The general debates and arguments were interesting to about one-fifth of the sample, but were identified as dull by one-eighth of the subjects. Almost
half cited the process of debate and argumentation as the element of the ser
ies that they "learned most about." Most students reported learning some
thing from the viewing experience: almost one-fourth felt that they "learned
a lot" and three-fifths selected the "learned a little" category. The series
stimulated three-fourths of the sample to discuss the programs outside of
school, mainly with parents and peers.
The key variable of program attractiveness (along the interesting-dull dimension) was subjected to more extensive analyses. Table 8 shows that
older students were more interested in the program series than younger stu
dents. Student characteristics such as race, sex, socio-economic status,
and scholastic ability had little impact on interest in the television tapes.
Subjects originally most interested in the legislature tended to find the
programs more interesting. No other antecedent factors (media use, discus
sion, attitudes, or knowledge ) were related to the interesting-dull evalu
Considering program attractiveness as an independent variable, Table 8
shows that subjects who found the series interesting increased their inter
est in the legislature itself.
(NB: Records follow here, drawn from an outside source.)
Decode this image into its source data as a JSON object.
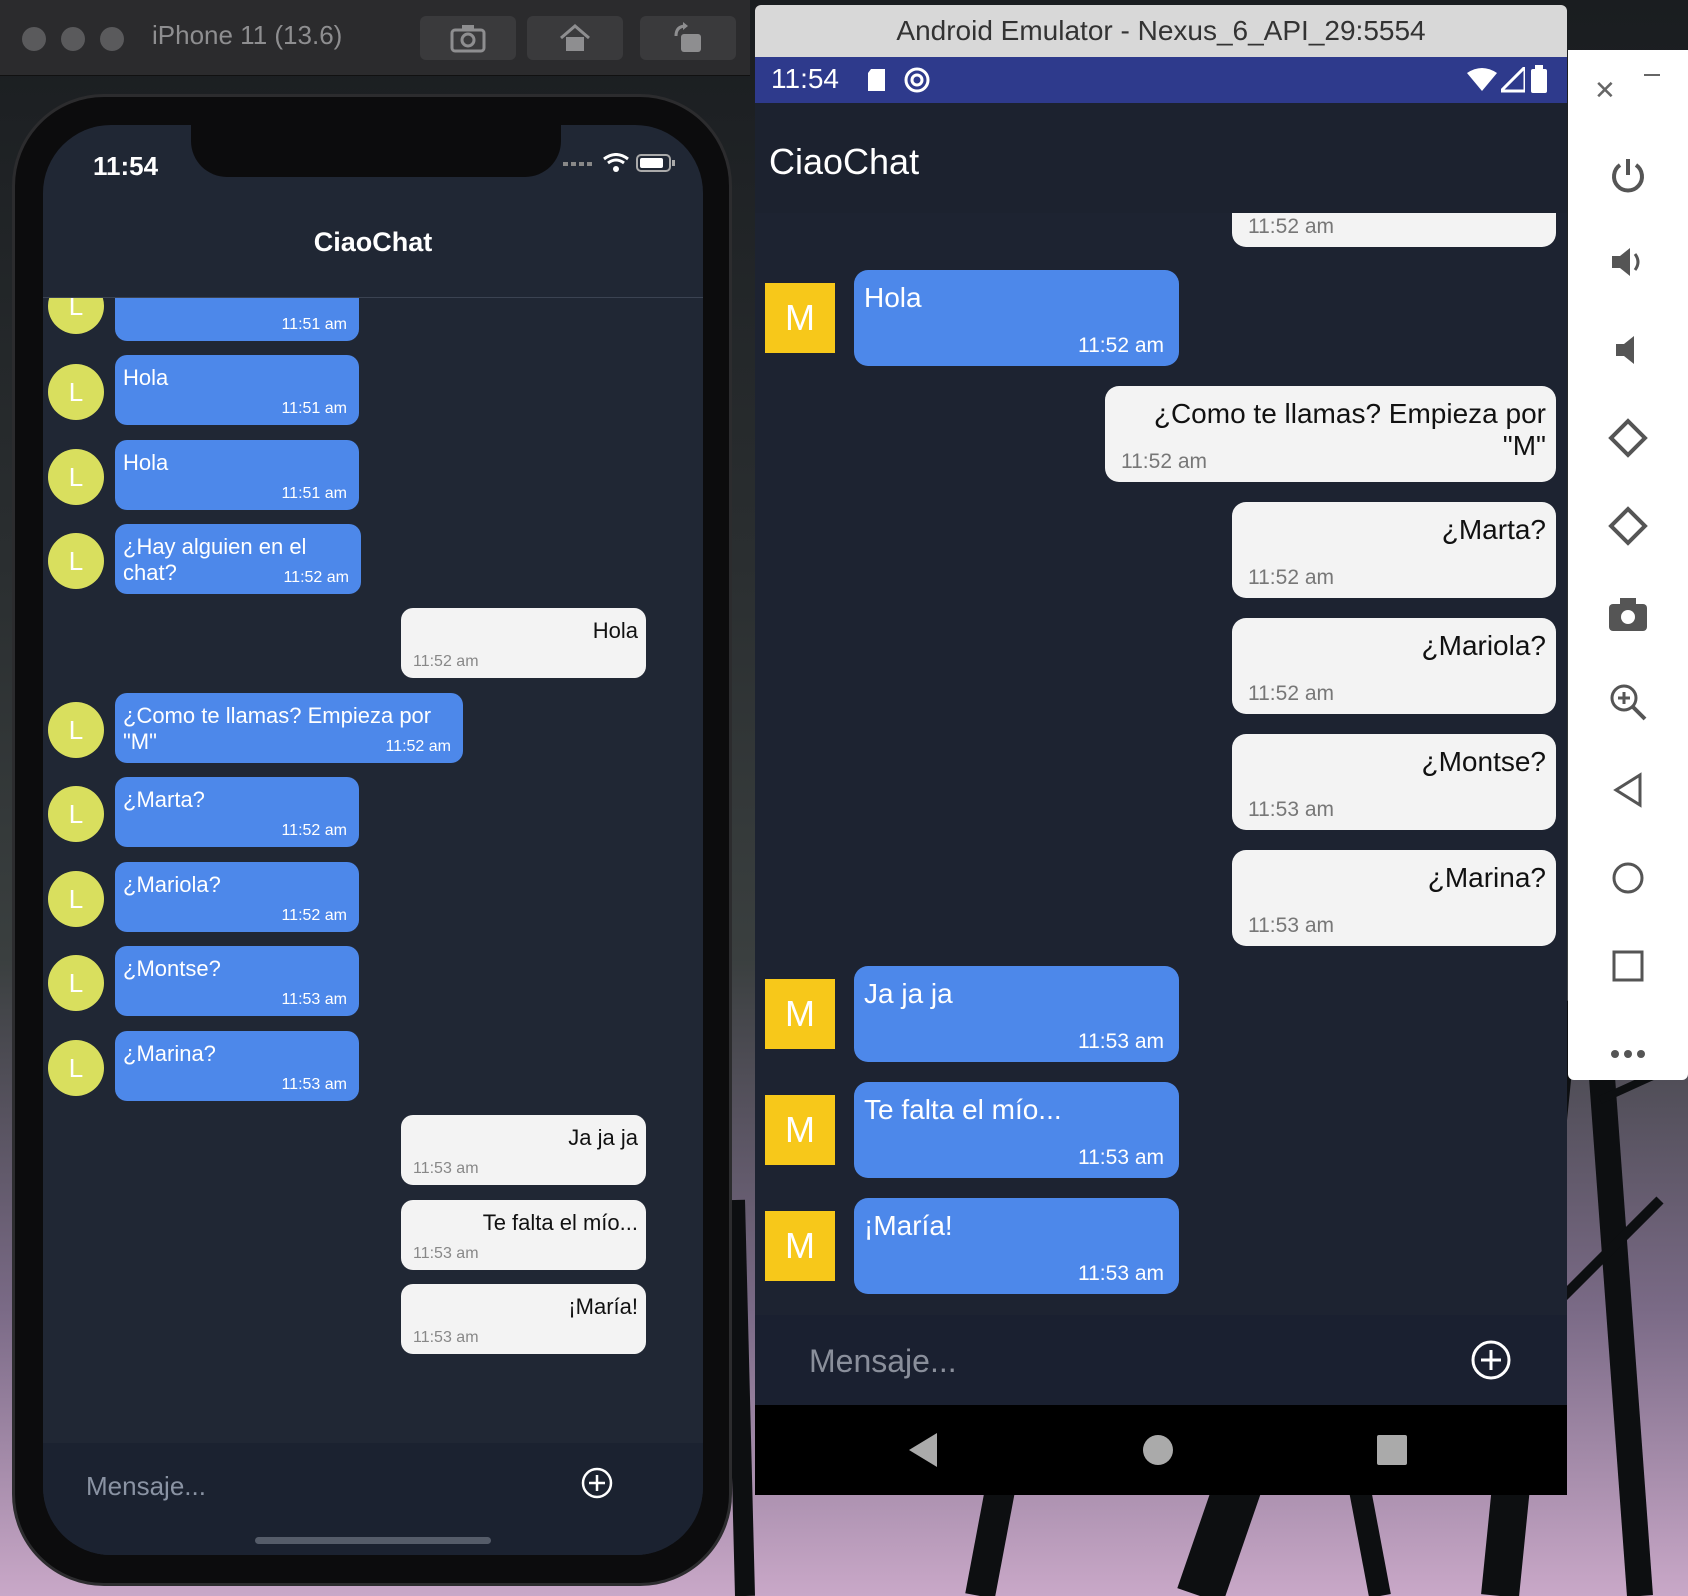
{
  "colors": {
    "ios_bubble_in": "#4d88ea",
    "bubble_out": "#f3f3f3",
    "avatar_l": "#d9df5e",
    "avatar_m": "#f7c81a",
    "android_status": "#2e3a8c"
  },
  "ios": {
    "window_title": "iPhone 11 (13.6)",
    "toolbar_icons": [
      "screenshot-icon",
      "home-icon",
      "rotate-icon"
    ],
    "status_time": "11:54",
    "nav_title": "CiaoChat",
    "input_placeholder": "Mensaje...",
    "messages": [
      {
        "side": "in",
        "avatar": "L",
        "text": "",
        "time": "11:51 am"
      },
      {
        "side": "in",
        "avatar": "L",
        "text": "Hola",
        "time": "11:51 am"
      },
      {
        "side": "in",
        "avatar": "L",
        "text": "Hola",
        "time": "11:51 am"
      },
      {
        "side": "in",
        "avatar": "L",
        "text": "¿Hay alguien en el chat?",
        "time": "11:52 am"
      },
      {
        "side": "out",
        "avatar": "",
        "text": "Hola",
        "time": "11:52 am"
      },
      {
        "side": "in",
        "avatar": "L",
        "text": "¿Como te llamas? Empieza por \"M\"",
        "time": "11:52 am"
      },
      {
        "side": "in",
        "avatar": "L",
        "text": "¿Marta?",
        "time": "11:52 am"
      },
      {
        "side": "in",
        "avatar": "L",
        "text": "¿Mariola?",
        "time": "11:52 am"
      },
      {
        "side": "in",
        "avatar": "L",
        "text": "¿Montse?",
        "time": "11:53 am"
      },
      {
        "side": "in",
        "avatar": "L",
        "text": "¿Marina?",
        "time": "11:53 am"
      },
      {
        "side": "out",
        "avatar": "",
        "text": "Ja ja ja",
        "time": "11:53 am"
      },
      {
        "side": "out",
        "avatar": "",
        "text": "Te falta el mío...",
        "time": "11:53 am"
      },
      {
        "side": "out",
        "avatar": "",
        "text": "¡María!",
        "time": "11:53 am"
      }
    ]
  },
  "android": {
    "window_title": "Android Emulator - Nexus_6_API_29:5554",
    "status_time": "11:54",
    "app_title": "CiaoChat",
    "input_placeholder": "Mensaje...",
    "messages": [
      {
        "side": "out",
        "avatar": "",
        "text": "",
        "time": "11:52 am"
      },
      {
        "side": "in",
        "avatar": "M",
        "text": "Hola",
        "time": "11:52 am"
      },
      {
        "side": "out",
        "avatar": "",
        "text": "¿Como te llamas? Empieza por \"M\"",
        "time": "11:52 am"
      },
      {
        "side": "out",
        "avatar": "",
        "text": "¿Marta?",
        "time": "11:52 am"
      },
      {
        "side": "out",
        "avatar": "",
        "text": "¿Mariola?",
        "time": "11:52 am"
      },
      {
        "side": "out",
        "avatar": "",
        "text": "¿Montse?",
        "time": "11:53 am"
      },
      {
        "side": "out",
        "avatar": "",
        "text": "¿Marina?",
        "time": "11:53 am"
      },
      {
        "side": "in",
        "avatar": "M",
        "text": "Ja ja ja",
        "time": "11:53 am"
      },
      {
        "side": "in",
        "avatar": "M",
        "text": "Te falta el mío...",
        "time": "11:53 am"
      },
      {
        "side": "in",
        "avatar": "M",
        "text": "¡María!",
        "time": "11:53 am"
      }
    ],
    "side_controls": [
      "power-icon",
      "volume-up-icon",
      "volume-down-icon",
      "rotate-left-icon",
      "rotate-right-icon",
      "camera-icon",
      "zoom-icon",
      "back-icon",
      "home-icon",
      "overview-icon",
      "more-icon"
    ]
  }
}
Favorable attitude change toward the
Experimental Group Correlates of Post-Viewing Program Interest Ratings
N=176 students who viewed program tapes and completed questionnaires at
all three sessions.
sociations for talking with parents and talking with friends were stronger
than were the Tl correlations. Unexpectedly, interest value ratings were unrelated to subsequent home viewing of public television coverage of the legislature. In another surprising finding, those who found the programs dull learned virtually the same amount on the knowledge indices as subjects
who rated the programs as interesting.
SUMMARY AND DISCUSSION
Let us begin this concluding section by summarizing what appear to be the key findings in this study. The myriad and complex analyses in the preceding section support the following tentative generalizations:
Exposure to the television public affairs series in the classroom fa
1. Interest in the political system, an interest which emerged immediately after exposure to the series, and which persisted for an additional month, at least. This interest was found especially among the younger and black viewers. It increased among those with initially high
interest, among those who had more initial belief in the efficacy of the
political system, and among those who generally did more interpersonal
talking about politics. This accelerated level of political interest also
appeared to spur positive increments in other political socialization
2. with friends.
Interpersonal discussion about politics with parents and
Although somewhat more delayed in emerging, higher levels
of interpersonal political interaction persisted at the delayed test wave,
and were a clear effect of the series exposure. More political talking